With regard to hair styling in particular, we quoted a Missouri Department of Labor spokeswoman:
"An employer may condition a job on an employee's compliance with the employer's hair styling preferences, unless the employee's alternative hair styling preference is connected with the employee's inclusion in a protected category. For example, a particular hair style may be a tenet of the employee's religion, or the employer may decline to hire a prospective employee because the employee is considered to be disabled because of his or her hair style (such as believing someone without hair to be suffering from cancer)."
We just found a very comprehensive article on workplace dress codes, and whether they may impact not only the religious beliefs of employees, but also have a disparate gender impact.
The Business Management Daily of June 4, 2012 prefaces its article by noting that “Female employees who are accused of wearing clothing that is too revealing may complain of sexism. Male employees prohibited from wearing shorts, for example, may argue that a double standard exists because females are permitted to wear skirts. But don’t let employees’ complaints prevent you from upholding your company’s appearance standards.

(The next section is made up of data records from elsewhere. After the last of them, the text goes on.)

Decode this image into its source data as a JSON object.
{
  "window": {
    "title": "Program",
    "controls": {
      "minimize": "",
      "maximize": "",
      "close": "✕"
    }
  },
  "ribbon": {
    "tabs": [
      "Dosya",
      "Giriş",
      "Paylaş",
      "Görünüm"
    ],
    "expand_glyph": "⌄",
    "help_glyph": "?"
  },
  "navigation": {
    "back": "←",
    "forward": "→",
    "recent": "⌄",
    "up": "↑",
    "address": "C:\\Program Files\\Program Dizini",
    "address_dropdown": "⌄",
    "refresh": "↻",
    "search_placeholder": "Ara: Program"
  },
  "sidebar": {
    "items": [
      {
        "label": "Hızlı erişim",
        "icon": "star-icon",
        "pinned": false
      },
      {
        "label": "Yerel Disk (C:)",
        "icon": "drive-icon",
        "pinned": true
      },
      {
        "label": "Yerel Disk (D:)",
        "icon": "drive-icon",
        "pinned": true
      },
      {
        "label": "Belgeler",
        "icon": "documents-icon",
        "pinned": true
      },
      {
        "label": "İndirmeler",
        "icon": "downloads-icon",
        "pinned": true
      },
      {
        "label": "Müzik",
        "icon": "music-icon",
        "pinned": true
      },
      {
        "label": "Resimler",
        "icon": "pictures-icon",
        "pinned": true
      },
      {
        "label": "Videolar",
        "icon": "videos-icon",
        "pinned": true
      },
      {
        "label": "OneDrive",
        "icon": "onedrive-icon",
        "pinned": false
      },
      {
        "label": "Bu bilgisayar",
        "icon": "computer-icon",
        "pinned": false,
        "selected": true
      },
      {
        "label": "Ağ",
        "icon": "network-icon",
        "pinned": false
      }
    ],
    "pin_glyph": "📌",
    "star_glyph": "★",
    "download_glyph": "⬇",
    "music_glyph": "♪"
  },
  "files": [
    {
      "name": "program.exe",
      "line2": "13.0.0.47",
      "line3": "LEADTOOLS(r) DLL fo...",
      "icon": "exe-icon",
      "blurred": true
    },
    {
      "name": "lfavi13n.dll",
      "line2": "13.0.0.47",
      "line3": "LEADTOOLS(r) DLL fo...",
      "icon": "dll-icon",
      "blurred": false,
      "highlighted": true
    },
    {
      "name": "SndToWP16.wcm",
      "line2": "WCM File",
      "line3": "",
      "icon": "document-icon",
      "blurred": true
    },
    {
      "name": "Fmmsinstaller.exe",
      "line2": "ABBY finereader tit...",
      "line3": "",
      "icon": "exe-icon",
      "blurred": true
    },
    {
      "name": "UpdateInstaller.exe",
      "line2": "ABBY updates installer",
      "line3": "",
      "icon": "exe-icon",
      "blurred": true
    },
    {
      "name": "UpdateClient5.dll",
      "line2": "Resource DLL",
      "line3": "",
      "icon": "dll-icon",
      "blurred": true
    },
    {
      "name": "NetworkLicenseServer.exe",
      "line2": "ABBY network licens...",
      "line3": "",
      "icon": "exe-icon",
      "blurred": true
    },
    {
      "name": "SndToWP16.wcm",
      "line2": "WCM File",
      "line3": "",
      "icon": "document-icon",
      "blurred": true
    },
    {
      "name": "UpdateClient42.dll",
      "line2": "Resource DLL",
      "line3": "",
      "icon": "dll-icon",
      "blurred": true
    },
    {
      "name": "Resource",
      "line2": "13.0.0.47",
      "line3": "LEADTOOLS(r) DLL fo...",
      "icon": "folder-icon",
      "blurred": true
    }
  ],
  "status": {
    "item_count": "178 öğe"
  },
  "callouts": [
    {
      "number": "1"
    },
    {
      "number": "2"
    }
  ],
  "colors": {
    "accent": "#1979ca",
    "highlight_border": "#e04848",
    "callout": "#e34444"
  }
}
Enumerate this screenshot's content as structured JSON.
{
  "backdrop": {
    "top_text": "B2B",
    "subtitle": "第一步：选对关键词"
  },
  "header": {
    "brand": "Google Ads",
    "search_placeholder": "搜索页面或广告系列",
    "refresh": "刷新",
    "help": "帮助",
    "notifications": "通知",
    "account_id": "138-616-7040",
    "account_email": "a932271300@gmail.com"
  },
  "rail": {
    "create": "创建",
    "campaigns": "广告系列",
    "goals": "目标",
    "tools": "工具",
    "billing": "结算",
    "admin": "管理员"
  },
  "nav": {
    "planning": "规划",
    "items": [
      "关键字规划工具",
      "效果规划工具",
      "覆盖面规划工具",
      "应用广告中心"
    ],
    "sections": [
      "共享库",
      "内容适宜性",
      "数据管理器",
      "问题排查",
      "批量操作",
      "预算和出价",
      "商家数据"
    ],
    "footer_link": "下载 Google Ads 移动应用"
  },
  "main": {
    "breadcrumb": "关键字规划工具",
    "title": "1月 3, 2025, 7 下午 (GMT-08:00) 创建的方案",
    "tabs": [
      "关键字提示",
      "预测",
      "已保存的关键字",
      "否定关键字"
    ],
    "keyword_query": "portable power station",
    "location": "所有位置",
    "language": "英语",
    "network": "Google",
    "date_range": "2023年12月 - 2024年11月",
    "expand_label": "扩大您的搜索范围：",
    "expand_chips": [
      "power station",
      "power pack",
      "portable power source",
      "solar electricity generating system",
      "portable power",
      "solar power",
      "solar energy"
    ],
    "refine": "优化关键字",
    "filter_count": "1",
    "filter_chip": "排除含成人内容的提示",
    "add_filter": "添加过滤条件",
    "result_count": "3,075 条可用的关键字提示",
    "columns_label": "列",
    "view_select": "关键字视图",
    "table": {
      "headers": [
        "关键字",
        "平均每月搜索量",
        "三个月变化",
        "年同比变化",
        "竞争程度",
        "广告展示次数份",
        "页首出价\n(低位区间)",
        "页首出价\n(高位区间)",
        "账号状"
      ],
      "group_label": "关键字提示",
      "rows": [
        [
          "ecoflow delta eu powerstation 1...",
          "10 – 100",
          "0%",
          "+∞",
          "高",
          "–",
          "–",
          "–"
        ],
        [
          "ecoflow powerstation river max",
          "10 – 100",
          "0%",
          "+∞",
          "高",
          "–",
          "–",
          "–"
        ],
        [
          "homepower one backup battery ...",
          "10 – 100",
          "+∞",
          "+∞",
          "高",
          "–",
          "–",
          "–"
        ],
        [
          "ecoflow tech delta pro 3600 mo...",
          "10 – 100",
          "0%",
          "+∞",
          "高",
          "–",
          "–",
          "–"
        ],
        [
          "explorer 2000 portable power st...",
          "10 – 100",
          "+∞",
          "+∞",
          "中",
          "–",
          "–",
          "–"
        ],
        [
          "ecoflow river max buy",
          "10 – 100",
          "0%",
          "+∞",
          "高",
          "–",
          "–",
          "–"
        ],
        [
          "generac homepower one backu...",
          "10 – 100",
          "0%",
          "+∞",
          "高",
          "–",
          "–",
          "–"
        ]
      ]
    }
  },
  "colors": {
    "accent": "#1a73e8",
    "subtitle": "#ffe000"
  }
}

Employers have the right to define appropriate attire in their workplaces.”
The article then goes on to describe what is appropriate workplace dress, and what is appropriate workplace dress codes, and poses a set of questions and challenges you to “Test your casual dress code policy against these questions to see if you are on safe ground.”